According to the Centers for Disease Control (2015), 9.5% of all children ages 3-17 are diagnosed with Attention Deficit-Hyperactive Disorder by 2015. These 6 million children will grow into teens and adults, many of whom will have no ongoing professional support. While much of the publicity around the high diagnosis rates has focused on the dangers of prescribing stimulant drugs to children, the lurking danger is in the lack of appropriate support after diagnosis. For this reason, it is important for the addiction professional to understand the basic neural action of an ADHD brain. Effective prevention and treatment strategies should be tailored to account for these differences. In this presentation, we will explore the imbalance between impulsivity and cognitive control, basic brain function of an ADHD brain, basic psychopharmacology of stimulants in an ADHD brain, and strategies for accommodating prevention and treatment experiences. The presentation will use case studies of teens and adults to demonstrate these concepts. Professionals often understand that early use of stimulants (as children) increases the biological and social risk of becoming addicted to drugs and/or alcohol later. However, few understand that those diagnosed with ADHD struggle to control strong impulsive urges that drive their behaviors. Worse, most lack cognitive control to help them to get out of a situation. Teens already struggle to manage their risk-taking urges due to signals from their right inferior frontal gyrus and lack of ability to regulate those urges (prefrontal cortex). Therefore, teens suffer from a brainpower imbalance (Mulhert, Nils, Boy, Lawrence, & Andrews, 2015). Those diagnosed with ADHD and those who take stimulant drugs (e.g. Concerta, Adderall) are at greater risk for rewiring neural circuitry, making them more susceptible to chemical addiction (Lakhan&Kirchgessner, 2012). Of course, not all teens diagnosed with ADHD and who take prescription drugs will develop a chemical addiction. However, many show increased addictive behaviors (e.g.gambling, sex) as adults. Clients who are taught strategies to manage impulsivity and increase cognitive control are better able to avoid or recover from addictive tendencies. Case studies will be used to demonstrate to participants how different strategies work with teen and adult clients. Participants will be given a poll to vote as to which strategy to use in each part of the case study. The overall message is to highlight the complexities of treating clients diagnosed with ADHD and to equip participants with effective strategies.

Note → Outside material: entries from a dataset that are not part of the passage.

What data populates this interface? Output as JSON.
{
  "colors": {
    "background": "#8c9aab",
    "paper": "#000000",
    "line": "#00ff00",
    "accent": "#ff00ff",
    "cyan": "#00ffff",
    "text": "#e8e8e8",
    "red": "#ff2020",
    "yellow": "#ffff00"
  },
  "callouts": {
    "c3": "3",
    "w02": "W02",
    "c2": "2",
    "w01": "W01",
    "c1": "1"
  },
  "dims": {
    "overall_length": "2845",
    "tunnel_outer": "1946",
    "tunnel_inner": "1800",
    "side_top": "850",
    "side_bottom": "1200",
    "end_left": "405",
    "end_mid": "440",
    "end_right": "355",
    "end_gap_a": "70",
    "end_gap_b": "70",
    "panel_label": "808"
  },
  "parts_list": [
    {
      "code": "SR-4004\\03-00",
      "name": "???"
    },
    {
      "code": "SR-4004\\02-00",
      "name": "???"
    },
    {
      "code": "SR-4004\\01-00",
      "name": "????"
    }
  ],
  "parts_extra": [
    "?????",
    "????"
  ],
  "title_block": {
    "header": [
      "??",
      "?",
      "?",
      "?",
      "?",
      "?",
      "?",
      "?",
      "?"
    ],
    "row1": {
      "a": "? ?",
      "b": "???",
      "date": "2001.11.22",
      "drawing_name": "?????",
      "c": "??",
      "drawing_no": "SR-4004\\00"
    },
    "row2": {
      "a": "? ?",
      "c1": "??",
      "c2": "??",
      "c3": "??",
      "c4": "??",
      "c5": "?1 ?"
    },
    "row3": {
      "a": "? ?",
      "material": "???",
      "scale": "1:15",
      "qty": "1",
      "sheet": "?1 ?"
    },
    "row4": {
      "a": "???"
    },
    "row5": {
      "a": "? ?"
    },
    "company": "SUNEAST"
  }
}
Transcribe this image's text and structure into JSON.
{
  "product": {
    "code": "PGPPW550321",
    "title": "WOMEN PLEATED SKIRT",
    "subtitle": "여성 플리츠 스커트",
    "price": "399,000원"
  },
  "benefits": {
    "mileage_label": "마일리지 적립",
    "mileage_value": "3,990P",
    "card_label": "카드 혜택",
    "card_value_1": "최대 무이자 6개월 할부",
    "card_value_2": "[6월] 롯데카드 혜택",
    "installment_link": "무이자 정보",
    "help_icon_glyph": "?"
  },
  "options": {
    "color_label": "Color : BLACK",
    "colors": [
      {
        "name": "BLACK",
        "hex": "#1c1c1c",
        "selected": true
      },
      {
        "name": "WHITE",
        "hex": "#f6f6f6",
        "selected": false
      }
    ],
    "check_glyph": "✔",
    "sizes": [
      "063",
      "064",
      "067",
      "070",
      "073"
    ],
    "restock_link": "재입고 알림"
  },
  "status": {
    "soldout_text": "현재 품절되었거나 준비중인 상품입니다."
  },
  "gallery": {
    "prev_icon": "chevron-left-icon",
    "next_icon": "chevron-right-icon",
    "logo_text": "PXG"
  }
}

Explain the imbalance of impulsivity and cognitive control in ADHD diagnosed teenagers and adults.
Apply specific prevention/treatment strategies to case studies of ADHD addicted clients.
Describe the psychopharmacological mechanism of stimulants in ADHD diagnosed brains.
Addiction professionals, employee assistance professionals, social workers, mental health counselors, professional counselors, psychologists, and other helping professionals that are interested in learning about addiction-related matters.
To earn a CE Certificate for viewing this webinar, you must view the webinar in its entirety, complete the online evaluation, and pass the CE quiz.
This training could be applied to multiple areas of the Alaska Qualified Addictions Professional (QAP) certification. Contact the Alaska Commission for Behavioral Health Certification (Ask for Dabney Van Liere, Executive Director) at 907-332-4333 or email firstname.lastname@example.org for specific information.